Recently in the US news, there was a great uproar over Reproductive Freedoms. This was manifested in actions against Planned Parenthood and in government mandates for the coverage of birth control.
Do you believe that government should play any role in reproductive issues?
Do you think that overpopulation should be a consideration?
Do you think that women should be forced to go through with a pregnancy for which they lack adequate resources of basic necessities, including financial support, or emotional maturity?
Who should take responsibility for these children that are born in unfortunate circumstances, if so?
Really interesting set of questions Deb
Certainly I believe that government should play a role in reproductive issues. I believe the role should be around, research, education and empowerment.

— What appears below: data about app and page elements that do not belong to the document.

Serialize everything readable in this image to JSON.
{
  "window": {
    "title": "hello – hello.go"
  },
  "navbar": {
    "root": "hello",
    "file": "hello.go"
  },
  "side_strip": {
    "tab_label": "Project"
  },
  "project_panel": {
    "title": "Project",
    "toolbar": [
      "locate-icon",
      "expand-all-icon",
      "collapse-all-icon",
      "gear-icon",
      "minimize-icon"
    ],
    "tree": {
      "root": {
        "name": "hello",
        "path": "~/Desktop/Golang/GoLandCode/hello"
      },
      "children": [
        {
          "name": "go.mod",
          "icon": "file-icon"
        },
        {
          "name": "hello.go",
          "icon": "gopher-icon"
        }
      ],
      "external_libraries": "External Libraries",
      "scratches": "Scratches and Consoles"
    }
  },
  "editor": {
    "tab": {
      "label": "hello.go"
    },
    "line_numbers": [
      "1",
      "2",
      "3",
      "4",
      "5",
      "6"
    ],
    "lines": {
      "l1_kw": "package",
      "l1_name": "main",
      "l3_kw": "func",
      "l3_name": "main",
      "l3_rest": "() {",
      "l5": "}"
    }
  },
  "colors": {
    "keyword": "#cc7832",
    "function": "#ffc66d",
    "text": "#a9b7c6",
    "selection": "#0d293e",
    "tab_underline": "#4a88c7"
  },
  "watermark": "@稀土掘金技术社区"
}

According to several leading experts in the field (like Aubrey de Grey) medical technology is extending lifespans faster than we are aging (if we follow healthy diets (mainly fresh plant based nutrition), and get reasonable exercise. In such a situation, it will very quickly become essential that the birth rate fall sharply.
Making people aware of this issue, and giving them reliable and sound information upon which to make decisions is a major role for government.
I do not support making of laws on the subject – informed choice should be sufficient.
As mentioned above, over-population is definitely a consideration, and I do not subscribe to any of the panic scenarios that say we need to drastically reduce populations quickly. With appropriate technologies, we could support 20 billion humans in far greater comfort and security than we experience now, and in a smaller ecological footprint than we have now; but not if we hold on the the holy grail of the free market and money as the key influence in making our decisions. Markets are great tools for allocating scarce resources efficiently, but they are very poor tools for creating real abundance of anything (abundance that reaches every individual).
I think all individuals have not only the right, but the responsibility, to control their own fertility.
I do not believe that any person ought to be forced by law to carry any parasite; and until a child is capable of life free of its mother’s womb, it is definitely a parasite on the mother.
And for the sake of complete clarity, I am not an advocate of abortion as a regular method of birth control. I have seen several young women undergo severe emotional distress as a result of abortions. I strongly advocate birth control methods that prevent fertilisation. And there is a case for abortion in some circumstances, and that ought to be the choice of the individuals involved.
We as a community are all responsible for ourselves first up, and everyone else after that.
No man is an island.
We all exist in complex webs of reliance on the efforts of others, for all the language and technology and concepts we use, and in so many other ways also.
So while I am in a political sense a classical liberal, advocating free choice and individual responsibility, I am also a scientific realist who acknowledges the relationship of all things on many different levels. We are all part of much larger ecological and social systems.
We all share in a responsibility of care for all others; and with remarkably little effort, we could develop systems that would ensure a high basic standard of living to every individual – no exceptions. The major barrier to doing so is the false belief that monetary value and human values are equivalent.
What is good for the market, is very often not at all good for us.